Those little details on the inside of the stately river-facing nine-room home, constructed from square-hewn logs, and featuring porches on three sides, speak to a more nuanced story of its earliest residents, said Strong.
"This house used to be presented as a white person’s house and Métis and Indigenous history was not talked about," he said, referring to the family history of matriarch Mary Sinclair Inkster.
She was born in Oxford House in 1804 to Hudson Bay Company trader William Sinclair and Nahoway (baptized Margaret Sinclair), a woman of Métis and Swampy Cree ancestry.
Mary married John Inkster in 1826, two years after moving to the Red River Settlement, and the couple built a log cabin on the west side of the Red River. John Inkster, nicknamed Orkney Johnny, received a large land grant of 291 acres from HBC in 1835. The family moved into Seven Oaks House in 1853, splitting their previous log cabin into a kitchen for their new house and a general store/post office building, now located just south of the house.
Strong speculates Mary Inkster likely taught her daughters some traditional quillwork and beadwork and also encouraged their artistic pursuits.
"At home, the women carry on the family tradition," he said, referring to floral patterns embroidered or beaded on everyday objects, including a watch pocket embroidered in silk on caribou hides.
Son Colin Inkster literally carried that tradition as well, in the form of an embroidered caribou hide tobacco pouch trimmed with silk velvet and marked with his initials.
"You get the idea he wasn’t ashamed of his heritage," said Strong of the longtime sheriff and founding member of the Manitoba Historical Society.
"He carried an embroidered tobacco pouch every day of his life."

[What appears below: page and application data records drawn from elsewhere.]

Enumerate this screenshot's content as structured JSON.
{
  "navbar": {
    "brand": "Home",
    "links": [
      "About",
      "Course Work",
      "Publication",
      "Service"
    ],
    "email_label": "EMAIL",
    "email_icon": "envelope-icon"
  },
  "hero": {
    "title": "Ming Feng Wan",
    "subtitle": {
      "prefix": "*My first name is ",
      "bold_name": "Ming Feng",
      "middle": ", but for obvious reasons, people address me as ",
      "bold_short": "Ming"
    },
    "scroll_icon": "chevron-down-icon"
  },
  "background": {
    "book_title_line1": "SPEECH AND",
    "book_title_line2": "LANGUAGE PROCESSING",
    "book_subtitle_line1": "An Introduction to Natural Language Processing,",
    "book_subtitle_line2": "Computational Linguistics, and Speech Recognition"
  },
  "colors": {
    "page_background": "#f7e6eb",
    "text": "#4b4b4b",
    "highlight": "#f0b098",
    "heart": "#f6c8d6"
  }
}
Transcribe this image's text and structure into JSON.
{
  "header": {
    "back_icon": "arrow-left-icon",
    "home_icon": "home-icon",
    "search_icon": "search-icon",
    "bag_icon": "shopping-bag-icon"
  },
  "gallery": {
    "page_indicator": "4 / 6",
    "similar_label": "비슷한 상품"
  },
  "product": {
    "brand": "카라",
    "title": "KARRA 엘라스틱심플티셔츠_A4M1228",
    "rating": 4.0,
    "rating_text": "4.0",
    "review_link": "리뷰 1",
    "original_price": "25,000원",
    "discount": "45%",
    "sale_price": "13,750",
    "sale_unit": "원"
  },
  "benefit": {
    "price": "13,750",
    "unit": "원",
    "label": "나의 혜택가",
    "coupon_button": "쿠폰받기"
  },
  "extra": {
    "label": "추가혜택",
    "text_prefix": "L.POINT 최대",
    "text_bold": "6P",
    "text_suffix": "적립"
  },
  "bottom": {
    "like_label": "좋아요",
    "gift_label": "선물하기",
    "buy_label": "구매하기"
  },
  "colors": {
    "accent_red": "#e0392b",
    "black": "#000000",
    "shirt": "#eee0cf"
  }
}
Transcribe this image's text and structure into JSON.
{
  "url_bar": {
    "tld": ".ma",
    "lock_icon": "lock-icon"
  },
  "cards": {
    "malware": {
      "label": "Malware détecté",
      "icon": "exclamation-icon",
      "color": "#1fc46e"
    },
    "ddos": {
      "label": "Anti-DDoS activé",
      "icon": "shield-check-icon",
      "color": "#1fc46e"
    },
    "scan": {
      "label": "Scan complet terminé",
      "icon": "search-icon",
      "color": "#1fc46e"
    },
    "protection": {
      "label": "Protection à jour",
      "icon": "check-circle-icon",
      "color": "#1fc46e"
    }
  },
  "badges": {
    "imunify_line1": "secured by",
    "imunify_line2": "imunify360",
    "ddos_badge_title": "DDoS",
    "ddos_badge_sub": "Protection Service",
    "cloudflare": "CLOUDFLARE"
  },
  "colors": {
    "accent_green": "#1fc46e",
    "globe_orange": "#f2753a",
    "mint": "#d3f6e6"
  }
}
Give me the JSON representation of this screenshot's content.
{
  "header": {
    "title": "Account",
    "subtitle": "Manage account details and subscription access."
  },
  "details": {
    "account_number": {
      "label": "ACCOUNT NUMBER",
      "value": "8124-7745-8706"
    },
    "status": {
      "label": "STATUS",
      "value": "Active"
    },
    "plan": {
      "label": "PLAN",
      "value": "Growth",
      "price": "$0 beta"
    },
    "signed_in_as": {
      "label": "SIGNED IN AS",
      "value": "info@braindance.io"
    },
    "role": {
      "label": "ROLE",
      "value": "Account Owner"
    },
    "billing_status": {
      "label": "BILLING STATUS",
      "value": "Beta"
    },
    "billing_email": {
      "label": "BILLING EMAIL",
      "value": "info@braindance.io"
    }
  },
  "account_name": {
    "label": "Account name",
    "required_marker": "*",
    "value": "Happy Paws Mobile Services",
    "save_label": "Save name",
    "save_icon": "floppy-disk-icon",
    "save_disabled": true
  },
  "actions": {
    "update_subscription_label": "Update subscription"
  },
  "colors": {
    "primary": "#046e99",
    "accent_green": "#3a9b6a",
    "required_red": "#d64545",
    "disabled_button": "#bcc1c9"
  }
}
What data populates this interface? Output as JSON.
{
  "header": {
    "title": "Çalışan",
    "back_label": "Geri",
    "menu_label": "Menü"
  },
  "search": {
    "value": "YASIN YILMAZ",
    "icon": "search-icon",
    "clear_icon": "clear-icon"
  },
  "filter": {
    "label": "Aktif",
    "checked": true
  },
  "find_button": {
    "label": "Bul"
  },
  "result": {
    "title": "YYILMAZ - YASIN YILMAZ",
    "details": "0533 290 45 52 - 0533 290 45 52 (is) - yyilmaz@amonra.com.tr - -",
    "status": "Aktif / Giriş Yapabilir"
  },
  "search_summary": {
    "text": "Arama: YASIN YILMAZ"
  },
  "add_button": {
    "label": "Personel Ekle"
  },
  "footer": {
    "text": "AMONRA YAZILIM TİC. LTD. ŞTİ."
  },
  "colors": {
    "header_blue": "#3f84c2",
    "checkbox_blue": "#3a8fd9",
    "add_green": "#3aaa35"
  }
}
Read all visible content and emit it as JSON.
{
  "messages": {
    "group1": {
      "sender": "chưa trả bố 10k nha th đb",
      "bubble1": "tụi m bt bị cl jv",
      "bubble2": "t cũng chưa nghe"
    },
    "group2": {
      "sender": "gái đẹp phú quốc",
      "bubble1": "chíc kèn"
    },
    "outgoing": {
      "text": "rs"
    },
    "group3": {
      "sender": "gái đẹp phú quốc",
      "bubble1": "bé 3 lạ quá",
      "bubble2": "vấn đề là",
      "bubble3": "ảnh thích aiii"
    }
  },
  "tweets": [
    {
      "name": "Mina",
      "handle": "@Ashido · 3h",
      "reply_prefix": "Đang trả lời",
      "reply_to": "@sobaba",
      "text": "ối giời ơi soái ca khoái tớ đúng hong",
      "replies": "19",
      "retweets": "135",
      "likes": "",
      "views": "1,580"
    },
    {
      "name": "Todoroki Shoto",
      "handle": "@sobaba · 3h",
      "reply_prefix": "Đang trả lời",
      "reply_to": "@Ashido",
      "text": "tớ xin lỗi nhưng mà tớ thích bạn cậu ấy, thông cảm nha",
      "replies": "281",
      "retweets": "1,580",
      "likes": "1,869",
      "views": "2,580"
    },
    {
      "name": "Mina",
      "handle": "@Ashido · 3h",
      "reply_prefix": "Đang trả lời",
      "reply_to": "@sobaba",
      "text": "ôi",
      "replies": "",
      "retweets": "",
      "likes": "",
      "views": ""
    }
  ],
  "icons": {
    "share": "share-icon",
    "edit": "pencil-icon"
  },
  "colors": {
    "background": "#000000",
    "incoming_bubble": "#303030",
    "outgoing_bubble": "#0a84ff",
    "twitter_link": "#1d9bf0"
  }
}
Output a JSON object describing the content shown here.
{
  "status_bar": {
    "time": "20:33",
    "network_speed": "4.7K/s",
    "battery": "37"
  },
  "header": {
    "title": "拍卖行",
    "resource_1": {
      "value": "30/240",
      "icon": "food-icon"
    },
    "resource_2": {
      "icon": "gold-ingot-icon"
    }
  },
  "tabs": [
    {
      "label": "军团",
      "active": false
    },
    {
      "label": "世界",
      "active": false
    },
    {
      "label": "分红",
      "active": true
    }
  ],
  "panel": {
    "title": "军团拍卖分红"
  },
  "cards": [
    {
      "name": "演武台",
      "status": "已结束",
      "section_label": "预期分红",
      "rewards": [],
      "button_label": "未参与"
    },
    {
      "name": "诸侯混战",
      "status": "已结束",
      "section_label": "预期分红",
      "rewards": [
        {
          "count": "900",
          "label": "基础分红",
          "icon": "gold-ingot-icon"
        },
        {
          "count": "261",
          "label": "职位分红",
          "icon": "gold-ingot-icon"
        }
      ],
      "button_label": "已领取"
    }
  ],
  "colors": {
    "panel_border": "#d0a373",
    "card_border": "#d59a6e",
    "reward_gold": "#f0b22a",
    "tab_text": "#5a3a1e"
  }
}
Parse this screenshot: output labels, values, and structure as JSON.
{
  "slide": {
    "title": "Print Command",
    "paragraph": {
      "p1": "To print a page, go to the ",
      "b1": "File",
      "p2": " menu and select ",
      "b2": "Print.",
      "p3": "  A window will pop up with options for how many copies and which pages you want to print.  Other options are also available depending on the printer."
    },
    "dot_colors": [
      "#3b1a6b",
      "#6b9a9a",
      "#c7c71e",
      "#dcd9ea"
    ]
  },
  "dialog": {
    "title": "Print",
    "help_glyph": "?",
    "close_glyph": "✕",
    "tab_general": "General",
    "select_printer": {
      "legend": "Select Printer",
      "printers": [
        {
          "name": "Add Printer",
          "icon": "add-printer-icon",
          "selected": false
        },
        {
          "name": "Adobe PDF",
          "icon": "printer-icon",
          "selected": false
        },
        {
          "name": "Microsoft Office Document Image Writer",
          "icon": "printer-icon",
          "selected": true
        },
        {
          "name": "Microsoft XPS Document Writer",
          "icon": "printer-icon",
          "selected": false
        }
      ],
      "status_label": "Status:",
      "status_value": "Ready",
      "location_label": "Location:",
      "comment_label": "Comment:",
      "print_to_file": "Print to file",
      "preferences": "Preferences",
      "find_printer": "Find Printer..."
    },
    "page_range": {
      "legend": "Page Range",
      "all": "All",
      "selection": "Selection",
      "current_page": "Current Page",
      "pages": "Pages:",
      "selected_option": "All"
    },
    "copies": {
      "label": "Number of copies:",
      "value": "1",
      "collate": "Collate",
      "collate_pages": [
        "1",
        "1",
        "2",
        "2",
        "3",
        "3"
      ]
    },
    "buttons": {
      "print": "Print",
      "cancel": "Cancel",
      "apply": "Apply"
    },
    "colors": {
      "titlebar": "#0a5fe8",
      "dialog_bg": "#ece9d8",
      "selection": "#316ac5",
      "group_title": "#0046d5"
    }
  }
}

Patriarch John Inkster left his mark on the house, employing his masonry skills learned in his native Orkney Islands to lay the stone foundation for the big house and building furnishings for it. The museum features four of his pieces: an armchair, day bed, an oak-framed upholstered sofa originally stuffed with horsehair and now in the process of being restored, and a tall breakfront for the dining room. Measuring 162 centimetres tall, Inkster built the piece from locally milled aspen and spruce and stained it to look like rosewood.
"That is the interesting part of this house," explained Strong.
"We have the beadwork, we have the art the women in the family made, and we have the woodwork,"
Today’s visitors may not be surprised to see a couch inside such a large and luxurious house, but that piece of furniture speaks to the family’s wealth and status during the early days of European settlement in what is now Manitoba, said Strong.
"The idea of having leisure time with your family is not common," Strong said of what is considered to be the oldest couch in Manitoba.
"So it would only have been wealthy families who had something like that."
Despite those pieces, Strong intends Seven Oaks House Museum to stand as more than a monument to a wealthy Scottish-born businessman, who originally signed on as a labourer for Hudson’s Bay Company and went on to run a freight business, flour mill and general store. He would like the home to tell the story of Mary Sinclair Inkster and her children and the early days of what would become the City of Winnipeg.
"For me, it’s really important to celebrate the whole story," he said of telling both the Indigenous and settler aspects to the family history.
"It’s not one or the other but making up for lost time and celebrating both."
A recent archeological dig uncovered more of the Indigenous history, revealing decorated pre-contact Indigenous artifacts and discarded bison bones near a large tree in the front yard.
That discovery adds another chapter to the story of Seven Oaks House, named for a nearby creek and a stand of long-gone oak trees, and near the site of an 1816 battle between two rival fur trading companies. Now located within a public green space for Winnipeg residents, the house is more than a museum piece, but a living part of the city’s streetscape, said Strong.
"In a lot of ways, that is the history of Manitoba, that is the history of the city and it’s all right here in this place."
Brenda Suderman has been a columnist in the Saturday paper since 2000, first writing about family entertainment, and about faith and religion since 2006.